At Testuff, we often highlight the importance of having the “right tools for the job.” As a software tester, for example, those tools might be:
- A fully featured platform – like our software testing suite.
- Advanced training secured through continued education.
- Add-ons to help extend or automate functionality.
It can even be having a stellar team (people aren’t tools, but you get the idea).
No matter what projects you’re trying to tackle, it makes sense to invest in those resources and tools that can deliver the highest ROI. If you’re a carpenter, for example, having the “right” hammer is essential.
But sometimes, there are smaller, less obvious improvements that can deliver huge dividends. These changes aren’t necessarily required for the job at hand – but their impact is no less profound.

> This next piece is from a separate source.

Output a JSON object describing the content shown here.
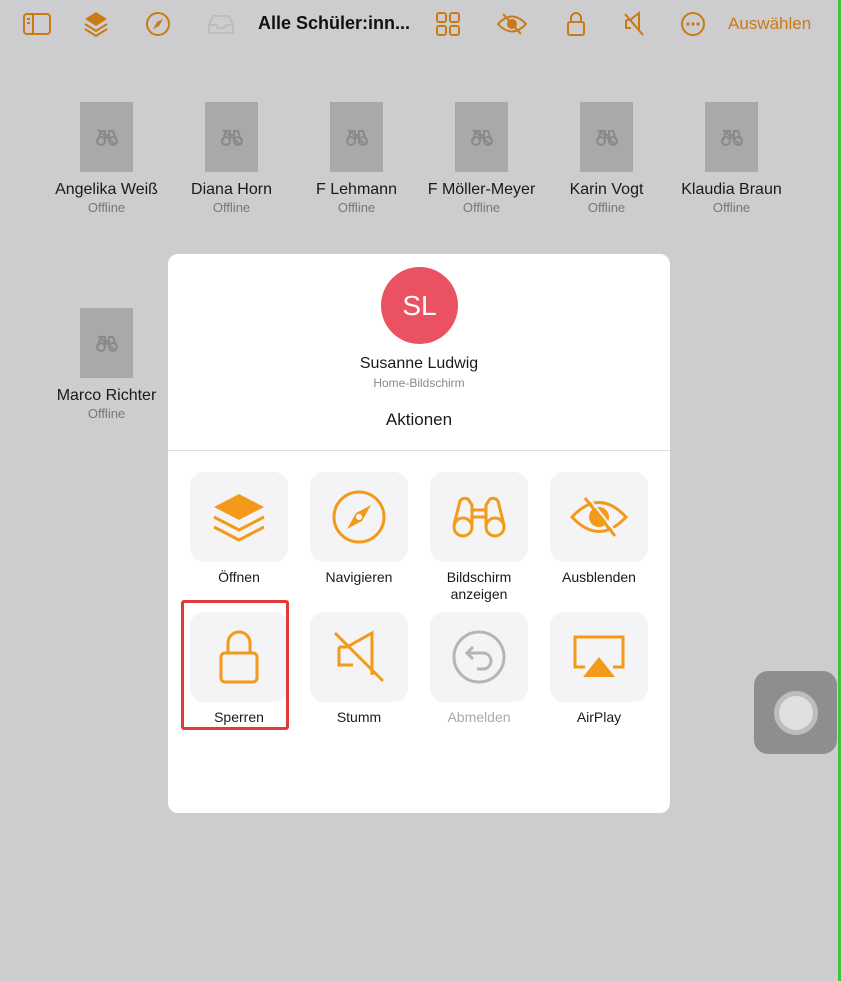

Let’s take a look.
How a Tiny Change Made Life Easier for One of Our Software Testers
One of our Testuff employees had spent years working from a laptop. And then one day, his manager gave him a wireless keyboard and mouse.
This action was totally unprompted. In fact, the employee had never indicated a need for such peripherals.
It was a completely random gift.
And yet, the reaction was amazing.
Within just one week, that employee began reporting significant increases in productivity and efficiency. He was able to type faster, navigate more easily, and work more comfortably.
The difference was remarkable.
What this mini case study illustrates is that testers – or any employees for that matter – work with whatever tools they’re given. They make do with what they have. And a thoughtful manager might consider providing his or her employees with newer computers, better software programs, or faster Wi-Fi connections.
These are all obvious improvements.
But who would ever think of “gifting” a Bluetooth keyboard and mouse to boost productivity?
And yet, this one small gift made a huge difference in total output.
Even better was the goodwill that this kind act generated.
Anyone can appreciate faster Internet. And the excitement lasts for a few days (sometimes a few weeks). But that one employee will forever remember the time his supervisor took his personal comfort into consideration.
You can put a number on increased productivity.
Increased job satisfaction, however, is truly priceless.
Other Ways to Make Your Software Teams (and Users) Feel Appreciated
In the above example, all it took was a wireless keyboard and mouse to transform this employee’s professional life. But there are countless other ways to show your appreciation – from ergonomic chairs to RSI keyboards to dual monitor workspaces. Each one of these modest investments can make your team members feel like family – instead of employees.
And this strategy isn’t limited to your own teams.
You can also extend this philosophy to end users.
Everyone appreciates new bells & whistles – even when such features are developed for mass consumption.
But sometimes, it’s the small, personal “perks” that create lifelong customers:
- The chocolate mint on the hotel pillow.
- The “thank you” cards sent to beta testers.
- Special discounts for long-term customers.
These are all very small gestures – and they’re inexpensive to implement. But because of their personal touch, the impact of these random acts of kindness can run very deep.
Moreover, they’re impossible to forget – even after many years have passed.
So, if you’re currently trying to:
- Build an entirely new team from scratch….
- Boost the morale of an existing team….
- Impress your users with a new launch….
Then you should spend a few minutes thinking about how you can make their respective lives a little bit easier. Give them a genuine reason to be thankful. And ideally, whatever gesture you use should be as personal and as unique as possible.
You don’t need to hit it out of the park every single time. And you don’t need to implement this strategy all at once.
If you invest just 10 minutes every month thinking about the comfort of your employees, end users, or vendors, the returns will be absolutely worth it.
Have you ever been touched by a random act of kindness from fellow co-workers?
Have you already implemented the above strategies with your own teams?
If so, please share your experiences down below.
And if you – or any of your team members – live Stateside, we’d like to wish you a Happy American Thanksgiving.